Several studies have analyzed a correlation between the apparent diffusion coefficient (ADC) derived from diffusion-weighted MRI and the tumor cellularity of corresponding histopathological specimens in brain tumors with inconclusive findings.
Theoretically, high cellularity in advanced gliomas may impede free water diffusion and thus lead to a decreased ADC value. In a study by Higano et al., the minimum ADC varied significantly between WHO grade III 3).
Another study also revealed a significantly higher frequency of low ADC values in high- compared with low-grade gliomas 4)).
Data confirms a previously reported inverse correlation between ADC and tumor cellularity. However, the correlation in the Eide et al article is weaker than the pooled correlation of comparable previous studies. Hence, besides cell density, other factors, such as necrosis and edema might influence ADC values in glioblastomas 5).
ADC measurements are better than rCBV values for distinguishing the grades of gliomas. The combination of minimum ADC and maximum rCBV improves the diagnostic accuracy of glioma grading 6).

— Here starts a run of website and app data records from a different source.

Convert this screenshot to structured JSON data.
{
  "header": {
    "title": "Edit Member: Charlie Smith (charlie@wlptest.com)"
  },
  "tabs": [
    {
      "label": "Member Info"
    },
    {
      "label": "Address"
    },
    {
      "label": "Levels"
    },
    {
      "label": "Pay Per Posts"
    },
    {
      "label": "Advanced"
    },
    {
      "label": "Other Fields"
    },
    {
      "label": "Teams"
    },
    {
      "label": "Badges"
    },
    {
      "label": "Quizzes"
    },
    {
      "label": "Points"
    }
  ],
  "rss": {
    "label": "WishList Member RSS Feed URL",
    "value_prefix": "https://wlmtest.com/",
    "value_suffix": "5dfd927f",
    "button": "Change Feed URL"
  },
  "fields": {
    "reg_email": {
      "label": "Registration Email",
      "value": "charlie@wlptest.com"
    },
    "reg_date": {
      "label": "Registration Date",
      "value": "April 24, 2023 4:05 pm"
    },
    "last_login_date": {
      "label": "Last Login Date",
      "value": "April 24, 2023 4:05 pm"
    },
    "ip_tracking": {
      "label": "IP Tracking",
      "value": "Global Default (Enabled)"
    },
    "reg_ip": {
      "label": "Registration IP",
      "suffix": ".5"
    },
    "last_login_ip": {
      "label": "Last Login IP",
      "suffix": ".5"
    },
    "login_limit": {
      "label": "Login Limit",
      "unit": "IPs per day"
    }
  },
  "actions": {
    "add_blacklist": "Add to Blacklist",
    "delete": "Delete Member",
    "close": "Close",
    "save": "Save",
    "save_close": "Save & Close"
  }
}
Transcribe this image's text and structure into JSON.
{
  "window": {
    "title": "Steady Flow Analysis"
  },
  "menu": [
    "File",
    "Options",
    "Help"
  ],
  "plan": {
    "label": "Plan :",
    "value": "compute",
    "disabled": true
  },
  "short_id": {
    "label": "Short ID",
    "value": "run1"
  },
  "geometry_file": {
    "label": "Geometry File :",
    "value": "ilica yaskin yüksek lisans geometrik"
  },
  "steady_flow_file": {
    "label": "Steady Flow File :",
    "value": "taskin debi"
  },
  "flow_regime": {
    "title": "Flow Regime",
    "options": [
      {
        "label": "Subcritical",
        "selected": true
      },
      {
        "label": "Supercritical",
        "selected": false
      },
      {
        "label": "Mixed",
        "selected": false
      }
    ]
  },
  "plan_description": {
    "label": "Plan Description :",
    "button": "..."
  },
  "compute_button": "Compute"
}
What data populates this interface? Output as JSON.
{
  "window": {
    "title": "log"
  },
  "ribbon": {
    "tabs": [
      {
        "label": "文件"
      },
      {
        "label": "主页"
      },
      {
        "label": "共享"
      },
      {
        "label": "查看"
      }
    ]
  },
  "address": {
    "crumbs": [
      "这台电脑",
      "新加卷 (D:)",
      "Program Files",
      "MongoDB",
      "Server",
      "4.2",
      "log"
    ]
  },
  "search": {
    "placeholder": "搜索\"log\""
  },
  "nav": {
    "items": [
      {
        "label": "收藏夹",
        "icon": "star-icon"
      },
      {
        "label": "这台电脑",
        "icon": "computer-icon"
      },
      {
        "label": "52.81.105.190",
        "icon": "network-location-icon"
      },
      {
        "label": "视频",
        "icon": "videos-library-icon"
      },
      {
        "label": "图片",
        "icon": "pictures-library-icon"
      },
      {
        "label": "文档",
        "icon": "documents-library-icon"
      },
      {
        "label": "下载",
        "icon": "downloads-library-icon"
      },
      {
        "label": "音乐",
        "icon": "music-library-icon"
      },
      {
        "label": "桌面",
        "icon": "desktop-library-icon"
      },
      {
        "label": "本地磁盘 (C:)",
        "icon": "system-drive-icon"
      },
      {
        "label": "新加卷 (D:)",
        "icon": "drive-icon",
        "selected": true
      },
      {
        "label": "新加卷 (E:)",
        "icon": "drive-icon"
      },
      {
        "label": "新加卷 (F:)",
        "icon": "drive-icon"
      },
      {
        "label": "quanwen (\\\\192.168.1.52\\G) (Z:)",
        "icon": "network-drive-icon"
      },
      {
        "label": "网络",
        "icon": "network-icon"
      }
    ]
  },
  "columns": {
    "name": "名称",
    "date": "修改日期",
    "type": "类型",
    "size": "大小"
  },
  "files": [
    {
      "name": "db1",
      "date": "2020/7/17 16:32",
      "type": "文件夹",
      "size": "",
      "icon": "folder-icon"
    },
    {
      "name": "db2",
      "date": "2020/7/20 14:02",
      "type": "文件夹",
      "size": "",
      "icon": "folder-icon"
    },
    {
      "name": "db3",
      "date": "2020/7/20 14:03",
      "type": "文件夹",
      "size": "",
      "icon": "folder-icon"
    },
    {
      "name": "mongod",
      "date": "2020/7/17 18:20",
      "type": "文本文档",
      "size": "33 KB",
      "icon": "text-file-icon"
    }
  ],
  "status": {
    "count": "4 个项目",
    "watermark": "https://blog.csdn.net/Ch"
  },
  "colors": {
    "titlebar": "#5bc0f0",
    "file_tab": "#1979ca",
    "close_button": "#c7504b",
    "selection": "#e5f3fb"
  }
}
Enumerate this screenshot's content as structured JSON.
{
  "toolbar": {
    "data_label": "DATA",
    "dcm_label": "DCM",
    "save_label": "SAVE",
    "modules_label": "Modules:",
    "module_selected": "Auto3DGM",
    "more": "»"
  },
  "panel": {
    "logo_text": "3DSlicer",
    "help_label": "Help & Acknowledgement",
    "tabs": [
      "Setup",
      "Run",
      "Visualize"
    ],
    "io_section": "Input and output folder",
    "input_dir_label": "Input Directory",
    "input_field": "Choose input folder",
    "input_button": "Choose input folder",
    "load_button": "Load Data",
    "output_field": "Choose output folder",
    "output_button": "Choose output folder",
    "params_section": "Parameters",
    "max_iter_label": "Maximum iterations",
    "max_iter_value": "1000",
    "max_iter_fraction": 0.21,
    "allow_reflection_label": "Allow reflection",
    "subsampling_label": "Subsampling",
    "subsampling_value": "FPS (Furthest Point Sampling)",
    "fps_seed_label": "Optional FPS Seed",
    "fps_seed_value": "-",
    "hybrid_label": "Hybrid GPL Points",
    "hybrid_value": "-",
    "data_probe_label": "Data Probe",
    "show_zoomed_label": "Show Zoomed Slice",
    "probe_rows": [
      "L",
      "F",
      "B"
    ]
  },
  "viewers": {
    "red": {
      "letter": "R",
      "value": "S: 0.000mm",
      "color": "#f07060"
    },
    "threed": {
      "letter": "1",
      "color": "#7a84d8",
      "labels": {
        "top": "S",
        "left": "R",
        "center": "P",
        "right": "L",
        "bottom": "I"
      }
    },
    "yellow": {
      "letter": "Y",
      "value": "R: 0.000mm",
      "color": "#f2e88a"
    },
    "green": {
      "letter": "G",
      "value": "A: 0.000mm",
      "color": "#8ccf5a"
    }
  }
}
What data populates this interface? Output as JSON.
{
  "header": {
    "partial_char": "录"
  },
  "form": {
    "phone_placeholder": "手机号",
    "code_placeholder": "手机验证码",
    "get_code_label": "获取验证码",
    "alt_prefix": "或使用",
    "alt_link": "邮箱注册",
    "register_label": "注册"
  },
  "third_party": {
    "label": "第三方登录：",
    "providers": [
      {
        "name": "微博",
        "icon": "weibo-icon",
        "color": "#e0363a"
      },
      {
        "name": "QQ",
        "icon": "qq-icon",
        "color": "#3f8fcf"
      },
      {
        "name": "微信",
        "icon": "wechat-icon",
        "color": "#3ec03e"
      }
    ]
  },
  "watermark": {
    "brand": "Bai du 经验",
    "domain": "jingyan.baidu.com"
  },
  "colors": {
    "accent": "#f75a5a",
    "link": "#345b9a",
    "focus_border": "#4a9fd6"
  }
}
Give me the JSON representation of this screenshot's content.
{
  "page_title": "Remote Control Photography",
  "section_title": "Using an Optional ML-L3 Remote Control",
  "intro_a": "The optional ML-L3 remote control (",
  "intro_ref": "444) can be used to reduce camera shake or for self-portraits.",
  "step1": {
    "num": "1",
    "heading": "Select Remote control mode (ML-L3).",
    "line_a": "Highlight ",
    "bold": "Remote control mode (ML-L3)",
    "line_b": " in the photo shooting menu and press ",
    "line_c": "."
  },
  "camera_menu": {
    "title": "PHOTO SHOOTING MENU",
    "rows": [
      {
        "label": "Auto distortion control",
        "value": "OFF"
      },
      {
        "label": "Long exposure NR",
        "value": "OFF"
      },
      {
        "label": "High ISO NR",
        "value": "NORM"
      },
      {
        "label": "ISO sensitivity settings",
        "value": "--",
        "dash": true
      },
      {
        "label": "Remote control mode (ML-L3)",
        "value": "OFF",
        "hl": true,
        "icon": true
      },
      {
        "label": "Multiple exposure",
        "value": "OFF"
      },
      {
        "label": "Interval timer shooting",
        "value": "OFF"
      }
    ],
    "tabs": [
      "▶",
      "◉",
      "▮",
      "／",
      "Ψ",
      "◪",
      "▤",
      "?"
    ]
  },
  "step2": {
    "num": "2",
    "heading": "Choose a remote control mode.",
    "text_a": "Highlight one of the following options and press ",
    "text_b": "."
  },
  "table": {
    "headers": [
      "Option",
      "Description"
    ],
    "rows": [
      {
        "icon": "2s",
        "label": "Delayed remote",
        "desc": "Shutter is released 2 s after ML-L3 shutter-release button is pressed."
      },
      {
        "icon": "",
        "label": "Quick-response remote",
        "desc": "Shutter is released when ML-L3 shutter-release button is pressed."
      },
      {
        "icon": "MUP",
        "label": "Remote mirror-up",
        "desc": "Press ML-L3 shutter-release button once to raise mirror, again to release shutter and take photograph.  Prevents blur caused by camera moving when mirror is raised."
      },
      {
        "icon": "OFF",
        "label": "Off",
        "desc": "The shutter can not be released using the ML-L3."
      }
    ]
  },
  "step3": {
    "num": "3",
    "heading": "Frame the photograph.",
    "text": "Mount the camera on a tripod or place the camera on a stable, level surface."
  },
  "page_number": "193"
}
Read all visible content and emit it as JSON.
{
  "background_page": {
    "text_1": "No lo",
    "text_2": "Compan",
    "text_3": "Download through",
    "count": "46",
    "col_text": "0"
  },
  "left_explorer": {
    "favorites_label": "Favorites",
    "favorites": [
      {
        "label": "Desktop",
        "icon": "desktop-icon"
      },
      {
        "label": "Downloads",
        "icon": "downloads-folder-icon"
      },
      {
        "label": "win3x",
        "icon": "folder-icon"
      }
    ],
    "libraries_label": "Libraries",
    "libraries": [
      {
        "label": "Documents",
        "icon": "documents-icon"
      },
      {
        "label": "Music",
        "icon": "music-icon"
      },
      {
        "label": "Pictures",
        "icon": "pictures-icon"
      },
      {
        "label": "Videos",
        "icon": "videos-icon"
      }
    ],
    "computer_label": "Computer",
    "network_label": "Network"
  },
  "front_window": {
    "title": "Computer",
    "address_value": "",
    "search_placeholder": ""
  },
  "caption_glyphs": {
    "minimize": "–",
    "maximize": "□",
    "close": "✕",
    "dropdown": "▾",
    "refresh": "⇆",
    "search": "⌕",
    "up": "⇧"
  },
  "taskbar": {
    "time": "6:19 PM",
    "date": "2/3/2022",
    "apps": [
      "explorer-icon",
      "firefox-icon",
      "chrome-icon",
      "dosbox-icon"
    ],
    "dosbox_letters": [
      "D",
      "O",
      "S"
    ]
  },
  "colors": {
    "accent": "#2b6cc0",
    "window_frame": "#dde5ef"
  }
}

Apparent diffusion coefficient (ADC) values have been shown to assist in differentiating cerebellar pilocytic astrocytomas and medulloblastomas. Previous studies have applied only ADC measurements and calculated the mean/median values.